16 October 2012
Last year the Government introduced fundamental changes to the judicial system. Although 30 separate provisions of the relevant regulation were amended in response to the serious concerns raised by the Venice Commission (VC), the organization of the judicial system remains centralized and still endangers the independence of the judiciary and the fairness of court proceedings – according to the Eötvös Károly Institute, the HHC and the HCLU.
One of the most serious critiques among the six recent opinions formulated by the Venice Commission (VC) with regards to the reform of the Hungarian constitutional system concerned the structure and management of the judicial system. . The critique focused on the concentration of power in the hands of one person without any checks and balances. The second serious concern was the power vested in the National Judicial Office (NJO), the use of which might violate the right to a fair trial.
The three NGOs assert that in order to comply with democratic standards, the Government should reform the centralized nature of the management of the judiciary, and introduce new provisions to protect citizens’ right to an independent, impartial and fair trial.

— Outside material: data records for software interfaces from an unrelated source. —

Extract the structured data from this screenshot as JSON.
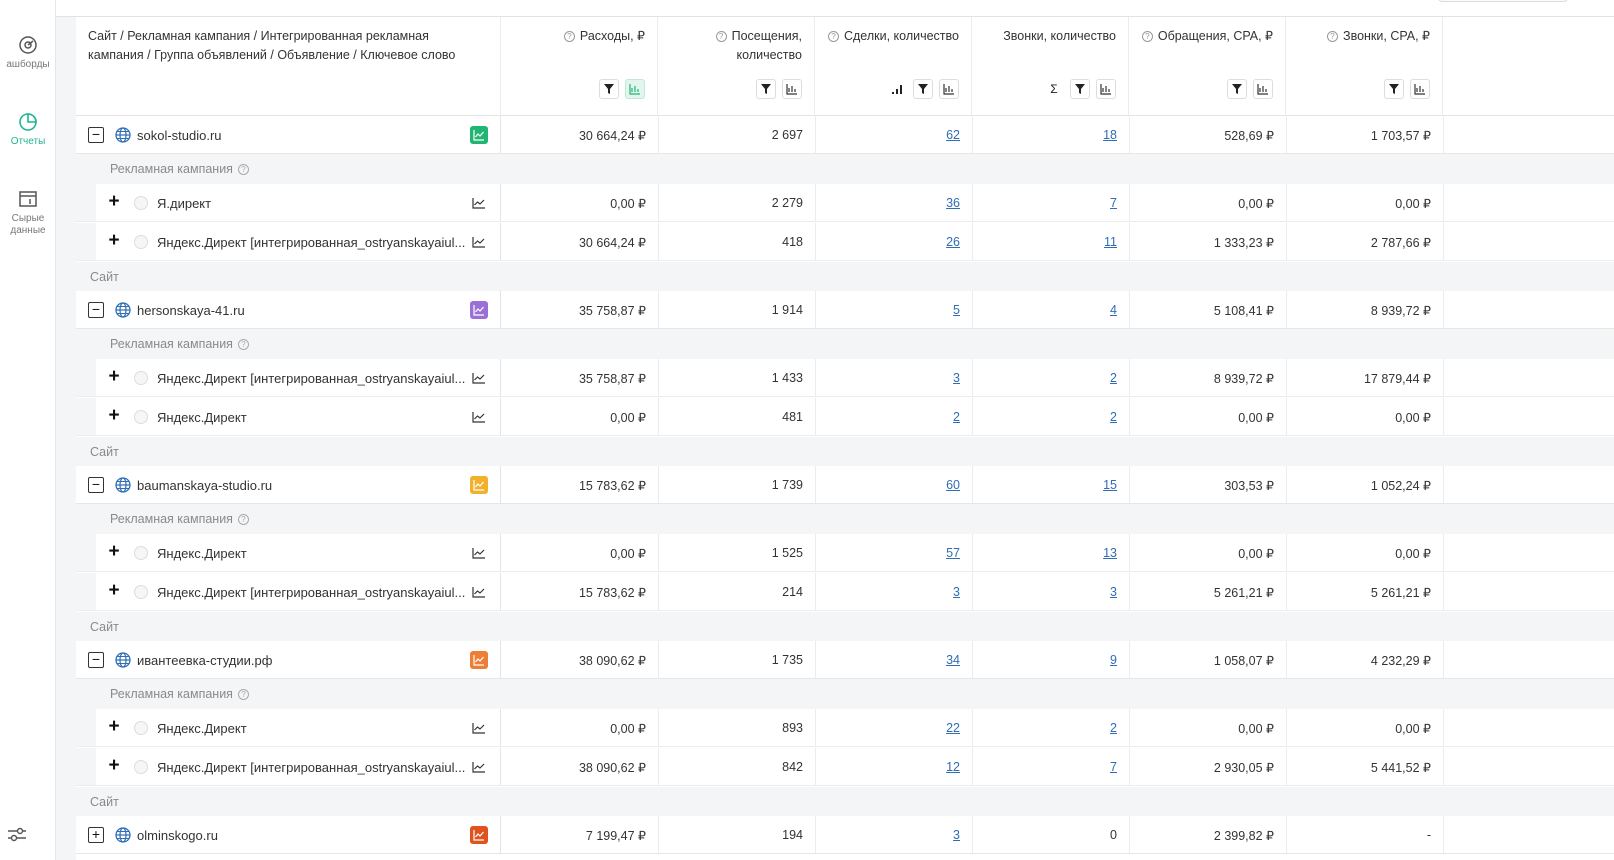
{
  "sidebar": {
    "items": [
      {
        "label": "ашборды",
        "icon": "dashboard-icon"
      },
      {
        "label": "Отчеты",
        "icon": "reports-icon",
        "active": true
      },
      {
        "label": "Сырые\nданные",
        "icon": "raw-data-icon"
      }
    ],
    "settings_icon": "settings-sliders-icon"
  },
  "header": {
    "first": "Сайт / Рекламная кампания / Интегрированная рекламная кампания / Группа объявлений / Объявление / Ключевое слово",
    "columns": [
      {
        "title": "Расходы, ₽",
        "help": true
      },
      {
        "title": "Посещения, количество",
        "help": true
      },
      {
        "title": "Сделки, количество",
        "help": true
      },
      {
        "title": "Звонки, количество",
        "help": false
      },
      {
        "title": "Обращения, CPA, ₽",
        "help": true
      },
      {
        "title": "Звонки, CPA, ₽",
        "help": true
      }
    ]
  },
  "labels": {
    "campaign_group": "Рекламная кампания",
    "site_group": "Сайт"
  },
  "sites": [
    {
      "name": "sokol-studio.ru",
      "chart_color": "#21b573",
      "toggle": "−",
      "values": [
        "30 664,24 ₽",
        "2 697",
        "62",
        "18",
        "528,69 ₽",
        "1 703,57 ₽"
      ],
      "campaigns": [
        {
          "name": "Я.директ",
          "values": [
            "0,00 ₽",
            "2 279",
            "36",
            "7",
            "0,00 ₽",
            "0,00 ₽"
          ]
        },
        {
          "name": "Яндекс.Директ [интегрированная_ostryanskayaiul...",
          "values": [
            "30 664,24 ₽",
            "418",
            "26",
            "11",
            "1 333,23 ₽",
            "2 787,66 ₽"
          ]
        }
      ]
    },
    {
      "name": "hersonskaya-41.ru",
      "chart_color": "#9b6fd6",
      "toggle": "−",
      "values": [
        "35 758,87 ₽",
        "1 914",
        "5",
        "4",
        "5 108,41 ₽",
        "8 939,72 ₽"
      ],
      "campaigns": [
        {
          "name": "Яндекс.Директ [интегрированная_ostryanskayaiul...",
          "values": [
            "35 758,87 ₽",
            "1 433",
            "3",
            "2",
            "8 939,72 ₽",
            "17 879,44 ₽"
          ]
        },
        {
          "name": "Яндекс.Директ",
          "values": [
            "0,00 ₽",
            "481",
            "2",
            "2",
            "0,00 ₽",
            "0,00 ₽"
          ]
        }
      ]
    },
    {
      "name": "baumanskaya-studio.ru",
      "chart_color": "#f2b12b",
      "toggle": "−",
      "values": [
        "15 783,62 ₽",
        "1 739",
        "60",
        "15",
        "303,53 ₽",
        "1 052,24 ₽"
      ],
      "campaigns": [
        {
          "name": "Яндекс.Директ",
          "values": [
            "0,00 ₽",
            "1 525",
            "57",
            "13",
            "0,00 ₽",
            "0,00 ₽"
          ]
        },
        {
          "name": "Яндекс.Директ [интегрированная_ostryanskayaiul...",
          "values": [
            "15 783,62 ₽",
            "214",
            "3",
            "3",
            "5 261,21 ₽",
            "5 261,21 ₽"
          ]
        }
      ]
    },
    {
      "name": "ивантеевка-студии.рф",
      "chart_color": "#ee7d36",
      "toggle": "−",
      "values": [
        "38 090,62 ₽",
        "1 735",
        "34",
        "9",
        "1 058,07 ₽",
        "4 232,29 ₽"
      ],
      "campaigns": [
        {
          "name": "Яндекс.Директ",
          "values": [
            "0,00 ₽",
            "893",
            "22",
            "2",
            "0,00 ₽",
            "0,00 ₽"
          ]
        },
        {
          "name": "Яндекс.Директ [интегрированная_ostryanskayaiul...",
          "values": [
            "38 090,62 ₽",
            "842",
            "12",
            "7",
            "2 930,05 ₽",
            "5 441,52 ₽"
          ]
        }
      ]
    },
    {
      "name": "olminskogo.ru",
      "chart_color": "#e0531f",
      "toggle": "+",
      "values": [
        "7 199,47 ₽",
        "194",
        "3",
        "0",
        "2 399,82 ₽",
        "-"
      ],
      "campaigns": []
    }
  ]
}
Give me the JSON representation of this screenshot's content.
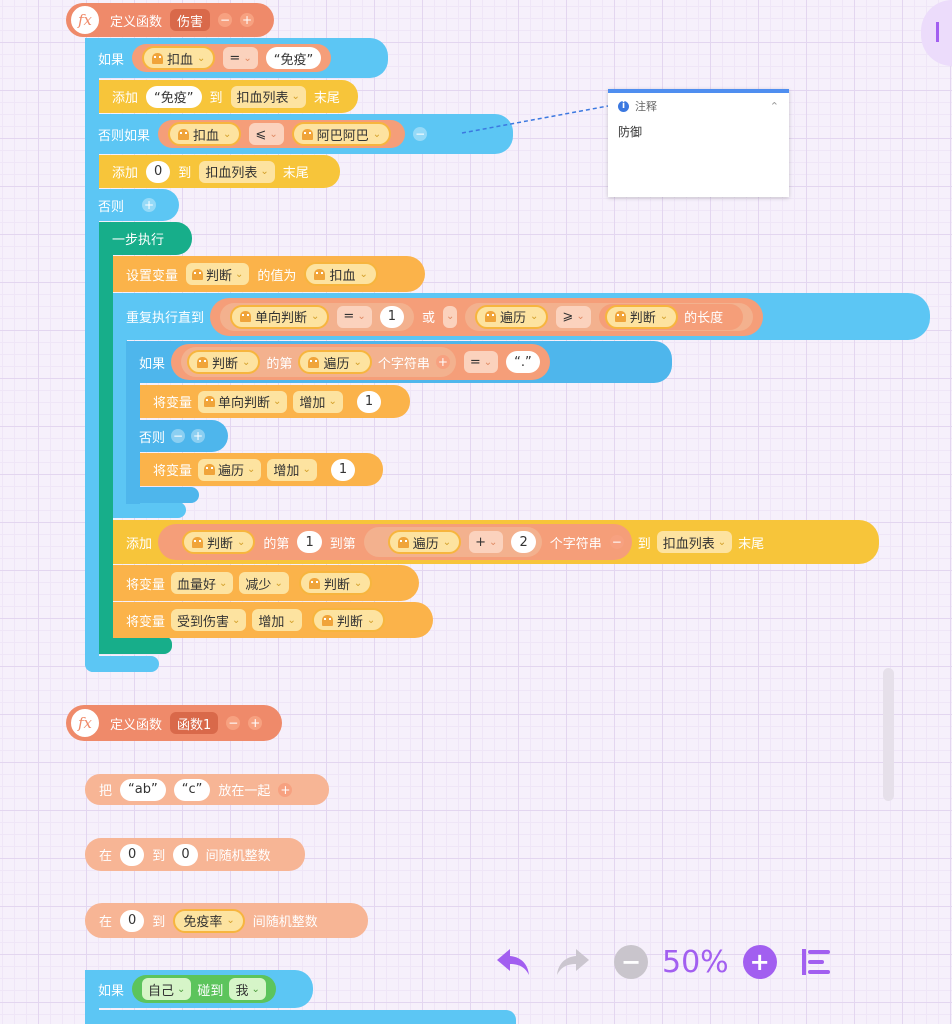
{
  "func_damage": {
    "define_label": "定义函数",
    "name": "伤害",
    "if_label": "如果",
    "if_var": "扣血",
    "if_op": "=",
    "if_value": "“免疫”",
    "add1_label": "添加",
    "add1_value": "“免疫”",
    "to_label": "到",
    "list_name": "扣血列表",
    "end_label": "末尾",
    "elseif_label": "否则如果",
    "elseif_var": "扣血",
    "elseif_op": "⩽",
    "elseif_var2": "阿巴阿巴",
    "add2_value": "0",
    "else_label": "否则",
    "step_label": "一步执行",
    "set_label": "设置变量",
    "set_var": "判断",
    "set_mid": "的值为",
    "set_value_var": "扣血",
    "repeat_label": "重复执行直到",
    "rep_var1": "单向判断",
    "rep_op1": "=",
    "rep_val1": "1",
    "rep_or": "或",
    "rep_var2": "遍历",
    "rep_op2": "⩾",
    "rep_var3": "判断",
    "rep_len": "的长度",
    "inner_if": "如果",
    "inner_var1": "判断",
    "inner_of": "的第",
    "inner_var2": "遍历",
    "inner_char": "个字符串",
    "inner_op": "=",
    "inner_val": "“.”",
    "change_label": "将变量",
    "change_var1": "单向判断",
    "change_op": "增加",
    "change_val": "1",
    "inner_else": "否则",
    "change_var2": "遍历",
    "add3_label": "添加",
    "add3_var": "判断",
    "add3_of": "的第",
    "add3_n": "1",
    "add3_to": "到第",
    "add3_var2": "遍历",
    "add3_plus": "+",
    "add3_n2": "2",
    "add3_char": "个字符串",
    "add3_list_to": "到",
    "add3_list": "扣血列表",
    "add3_end": "末尾",
    "dec_label": "将变量",
    "dec_var": "血量好",
    "dec_op": "减少",
    "dec_val": "判断",
    "inc_label": "将变量",
    "inc_var": "受到伤害",
    "inc_op": "增加",
    "inc_val": "判断"
  },
  "comment": {
    "title": "注释",
    "body": "防御"
  },
  "func1": {
    "define_label": "定义函数",
    "name": "函数1"
  },
  "join_block": {
    "label": "把",
    "a": "“ab”",
    "b": "“c”",
    "suffix": "放在一起"
  },
  "rand1": {
    "label": "在",
    "from": "0",
    "to_label": "到",
    "to": "0",
    "suffix": "间随机整数"
  },
  "rand2": {
    "label": "在",
    "from": "0",
    "to_label": "到",
    "to_var": "免疫率",
    "suffix": "间随机整数"
  },
  "touch_if": {
    "label": "如果",
    "a": "自己",
    "mid": "碰到",
    "b": "我"
  },
  "toolbar": {
    "zoom": "50%",
    "undo": "undo",
    "redo": "redo",
    "zoom_out": "−",
    "zoom_in": "+"
  },
  "colors": {
    "function": "#ef8a6a",
    "control": "#5cc6f4",
    "list": "#f7c53a",
    "variable": "#fbb34a",
    "step": "#17ae8a",
    "operator": "#f59e79",
    "accent": "#a25ff0"
  }
}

The three NGOs believe that the adopted amendments do not achieve sufficiently comprehensive reform of the judicial system,, which the VC depicted as threatening the independence of the judiciary as a whole. Transferring certain powers from the president of the NJO to the National Judicial Council (NJC) somewhat mitigated the centralized character of the management of the judiciary, but the system still remains centralized, since not even the amended regulations grant the NJC the conditions and powers necessary to counterbalance the power of the president of the NJO. It is also true that the new rules narrow the discretionary power of the president of the NJO to designate courts or transfer judges, but this still does not guarantee the right to a fair trial in every case.
The NGO analysis raises concerns regarding the following:
1. The Fundamental Law does not provide a basic guarantee of judicial independence. The basic rules related to the organisation of courts should be written into the Fundamental Law. In their absence, the constitutional protection of judicial independence is uncertain. This has been clearly demonstrated by the Constitutional Court’s recent decision on the “forced retirement” of judges, where the Constitutional Court had to resort to the rather vague notion of “historical constitution” to establish the unconstitutionality of removing judges.
2. The powers of the president of the NJO, who is elected for nine years and may be re-elected, are unacceptable in light of insufficiency of the controls placed on the president’s powers. It is imperative to introduce sufficient control over the powers of any senior elected officials who may remain in office for an extremely long period. The amendment did not shorten the term of the president of the NJO, nor eliminate the possibility of re-election.
3. Judges and members of the NJC are still dependent upon the president of the NJO. According to the VC, the president of the NJO is only partly controlled by the NJC, since the members of the Council are in many ways dependent upon the person whose activity the NJC is supposed to supervise. The amendments did nothing to undermine this dependence. It is still the case that the president retains the right to reject any judicial candidate, and he/she may also put pressure on judges already in office by transferring them for one year to another part of the country. In addition, the budget of the courts must be approved by the president of the NJO.
4. Transfer of cases – violation of the right to a fair trial. The previous rules made it possible for the President of the NJO to assign a given case to any court he or she desired, in order to ensure “the adjudication of cases within a reasonable period of time.” The amendment restricts this power to the extent that the President of the NJO must now take into account the principles established by the NJC in the course of exercising the power of transferring cases, must provide the reasoning behind each decision; all transfer decisions are also now subject to appeal by the affected parties. However, the allocation of cases is still not determined by law, and the right to appeal transfer decisions is ineffective; thus, the right to a lawfully appointed judge is still infringed. These limitations do not suffice to prevent the manipulation of court procedures for political, economic or other reasons.
The full analysis is available here.